Protein Sources for Vegetarians
Namaste, veggie heads! Whether you recently crossed over to the vegetarian side or have been a veggie head for most of your life, you know it’s important to your health and appearance to get enough protein. Of course, you’ve heard a barrage of reasons why you shouldn’t be a vegetarian, but you’ve also learned to completely ignore internet “nutritionists”. Right? (Wax on, wax off.)
Protein is like your body’s foreman and construction crew. It builds and repairs things–important things. From your muscles and organs to your skin, hair and nails, it is the maestro of all things needed to legit live.
Plus, it requires the most energy to digest, thereby boosting caloric burn and weight loss, if that’s your goal.
So if you’re not getting it from meat, where do you get it? Well, grasshoppa, we have that info for you.
But beware: a lot of non-meat protein sources can be high in saturated fats and/or cholesterol, so it’s important to identify go-to options that are healthy and high in protein and mono/polysaturated fats.
First, let’s talk about the go-to protein source of a lot of vegetarians covet: soy.
Soy as a Protein Source
Soy is a favorite of many veggie heads and studies support its contribution to building lean mass. Isolated from the soybean, soy protein is chalked full of glutamine, arginine—it actually contains all nine essential amino acids.
There are numerous products out there such as soy patties, breakfast patties, soy burgers and the like, packing in around 10 grams of protein per serving on average. An ounce of soybeans has around 4 grams.
However; there are conflicting studies about soy’s health benefits, or lack thereof. To sum it up, as long as it is not your main source, and you enjoy it moderately, studies show it can be beneficial.

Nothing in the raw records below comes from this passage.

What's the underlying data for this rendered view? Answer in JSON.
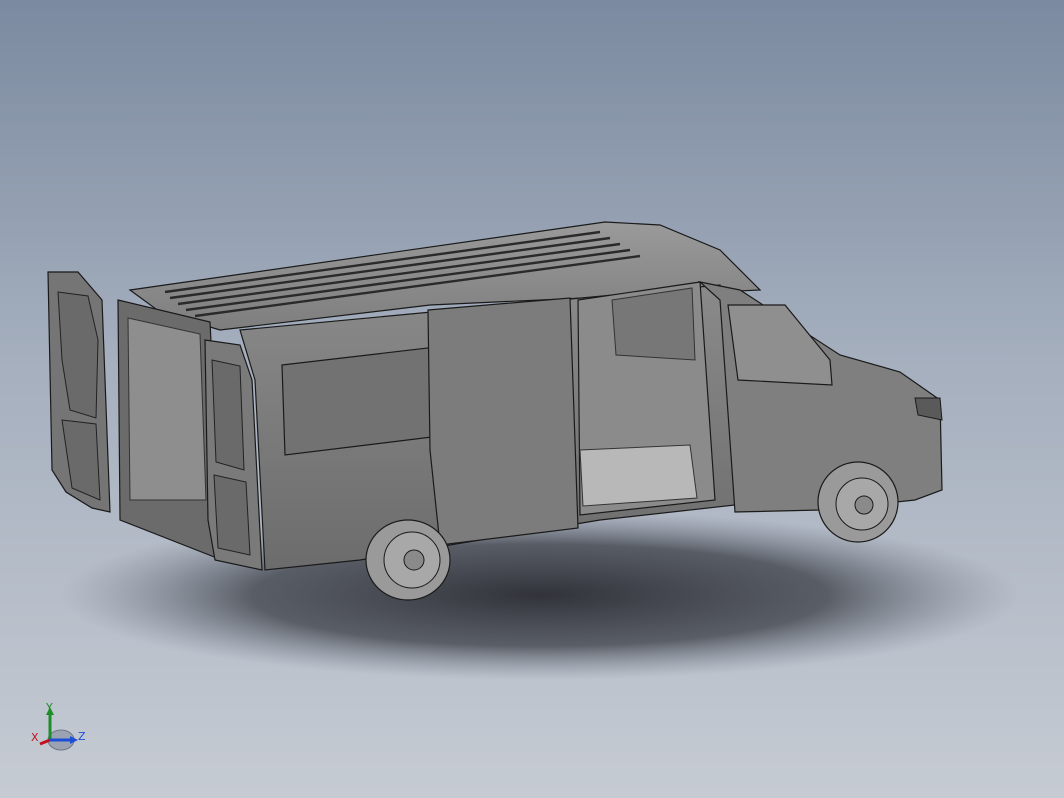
{
  "viewport": {
    "background_top": "#7b8aa0",
    "background_bottom": "#c6cbd3",
    "model_body_color": "#7d7d7d",
    "model_shadow_color": "#2a2c32",
    "edge_color": "#1a1a1a"
  },
  "model": {
    "icon": "van-3d-model"
  },
  "triad": {
    "x_label": "X",
    "y_label": "Y",
    "z_label": "Z",
    "x_color": "#c1121f",
    "y_color": "#1f8c2a",
    "z_color": "#1d4fd6"
  }
}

It’s important to note that if you have thyroid issues or migraines, you may want to limit your intake, or remove it altogether.
Soy naturally contains isoflavones which are compounds only found in plants that resemble human estrogen. The isoflavones in soy can absorb some of the iodine that would otherwise be used by the thyroid. Soy products are also high in free glutamic acid. Free glutamic acid is a well-known migraine trigger.
Whew, now that we addressed that elephant in the room, let’s move onto other sources.
Eggs as a Protein Source
Eggs contain around 6 grams of protein and can partake in any part of the day’s meals. Breakfast as a sandwich, lunch as a hardboiled tummy filler, and dinner as a salad booster. If you’re not into the yolks or what an option with less cholesterol—egg whites are a great choice.
Egg whites contain around 5 grams for every 3 tablespoons and contain less cholesterol than your yolk-in egg.
Vegetables as a Protein Source
Veggie Heads rejoice! Yes, vegetables contain protein—and some tasty ones are on the list, to boot. There are also nuts, seeds, dairy and beans to choose from to get your muscle building protein while being a vegetarian. Keep scrolling to see the comparison of protein to meat sources. You’ll see vegetarians can do JUST fine without meat.
Nuts & Seeds
|Hemp Seeds||2 TBSP||11g|
|LF Yogurt||1 cup||14g|
|Whole wheat Spaghetti||2oz||10g|
Fruits have some protein but most fall under 3 grams. Beans also offer protein, but many are higher in calories, and of course, you get added perk of gas.
But, if you’re a bean lover, keep them at 1/2 cup servings and in moderation. Otherwise you may blow your calorie budget and your pants.
|Black Beans||1/2 Cup||8|
|Black Eyed-Peas||1/2 Cup||7|
Source: Academy of Nutrition and Dietetics
To give you an idea of how these foods stack up against meat:
So, there you have it veggie-lovers. The top non-meat protein sources to keep your lettuce and lentil loving body fueled with protein and nutrients so you can get results. Get closer to your finish line by supplementing with natural aminos and BCAAs. Now that you’ve fed your mind, fill your grocery cart with the good stuff so you can fuel your body toward results. Until then, Namaste, my friend, namaste.